Even when the oil is expeller pressed—a type of pressing commonly used in the production of organic canola oil—the tremendous force (as much as 15 tons of pressure per square inch are applied to squeeze the oil from the seeds) of the industrial press still generates a good amount of heat that converts the omega-3’s into trans fats. This conversion happens whether or not the rape seeds were grown organically.

canola oil pic for articleTrue “cold-pressed” canola oil (made by grinding seeds with heavy granite millstones or modern stainless steel presses and keeping the temperature below 120° F) does exist, and may perhaps be free of trans fats, but is produced in much smaller volume than standard canola oil.  You won’t see cold pressed canola oil being used in any commercial food products or restaurants. It is typically only available in specialty food stores at a premium price.
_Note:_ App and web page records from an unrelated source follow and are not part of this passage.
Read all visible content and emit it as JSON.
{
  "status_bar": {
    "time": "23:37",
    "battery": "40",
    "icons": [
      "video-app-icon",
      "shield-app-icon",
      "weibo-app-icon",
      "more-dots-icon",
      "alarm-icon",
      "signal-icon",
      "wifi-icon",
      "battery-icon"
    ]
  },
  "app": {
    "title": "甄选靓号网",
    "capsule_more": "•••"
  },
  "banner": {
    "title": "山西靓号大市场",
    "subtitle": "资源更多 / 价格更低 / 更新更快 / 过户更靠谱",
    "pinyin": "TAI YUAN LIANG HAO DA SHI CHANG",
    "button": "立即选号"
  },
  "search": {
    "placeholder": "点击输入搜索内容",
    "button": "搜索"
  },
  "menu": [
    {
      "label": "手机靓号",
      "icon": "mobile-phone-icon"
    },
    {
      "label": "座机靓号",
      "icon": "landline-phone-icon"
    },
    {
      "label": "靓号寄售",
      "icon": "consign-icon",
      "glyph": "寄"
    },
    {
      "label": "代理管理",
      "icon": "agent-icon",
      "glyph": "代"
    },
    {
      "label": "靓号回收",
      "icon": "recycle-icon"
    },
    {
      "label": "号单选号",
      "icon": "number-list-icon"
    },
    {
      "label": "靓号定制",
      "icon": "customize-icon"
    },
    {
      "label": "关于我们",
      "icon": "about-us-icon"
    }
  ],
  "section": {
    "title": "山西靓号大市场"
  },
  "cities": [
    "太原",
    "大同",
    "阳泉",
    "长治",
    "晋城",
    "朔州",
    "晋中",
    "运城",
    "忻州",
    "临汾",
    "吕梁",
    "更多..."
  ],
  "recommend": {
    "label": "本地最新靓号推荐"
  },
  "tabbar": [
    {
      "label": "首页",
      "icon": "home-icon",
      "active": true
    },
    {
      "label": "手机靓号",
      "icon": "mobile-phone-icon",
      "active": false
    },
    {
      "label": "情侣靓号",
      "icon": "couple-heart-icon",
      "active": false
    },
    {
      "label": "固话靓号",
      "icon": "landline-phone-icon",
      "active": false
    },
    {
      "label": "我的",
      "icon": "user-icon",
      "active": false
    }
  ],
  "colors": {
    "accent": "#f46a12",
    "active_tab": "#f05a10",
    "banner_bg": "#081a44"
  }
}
However, there would be no point in spending the money on such oil if the intention is to heat it for cooking, as trans fats are easily created at cooking temperatures as well.

What this boils down to is that you end up with a small but very damaging amount of trans fat in canola oil just from the extraction and refining process.  If you or any food manufacturer uses canola for cooking, the additional heat creates more damage.

The amount of trans fat in canola oil varies depending on where it was sourced from.  Researchers at the University of Florida at Gainesville found that liquid canola oils pressed from rape seeds grown and sold in the USA contained as much as 4.6 percent trans fat.  That may seem like a small percentage, but you have to realize that trans fats act on a cellular level and are harmful even in minute amounts.  The National Academy of Sciences declared in 2002, and  FDA Commissioner Margaret Hamburg said recently in a written statement, “There is no safe level of consumption of trans fat. Current intake remains a significant public health concern.”

The FDA requires food manufacturers to list the number of grams of added artificial trans fats per serving of the food product, however, the trans fats that occur in canola oil as a result of processing are not monitored nor are they required to be listed on the nutrition fact panel of food products. In fact, canola oil is one of the most egregiously hidden sources of trans fat that is not disclosed or regulated. To avoid trans fat in your food, avoid canola oil at all costs, even if is organic and expeller pressed.

Sources:

  1. Sean O'Keefe, Sara Gaskins-Wright, Virginia Wiley, and I-Chen Chen, “Levels of Trans Geometrical Isomers of Essential Fatty Acids in Some Unhydrogenated US Vegetable Oils.” Journal of Food Lipids 1994;1:165-176. accessed at http://onlinelibrary.wiley.com/doi/10.1111/j.1745-4522.1994.tb00244.x/abstract
  2. Rapeseed and Canola Oil: Production, Processing, Properties and Uses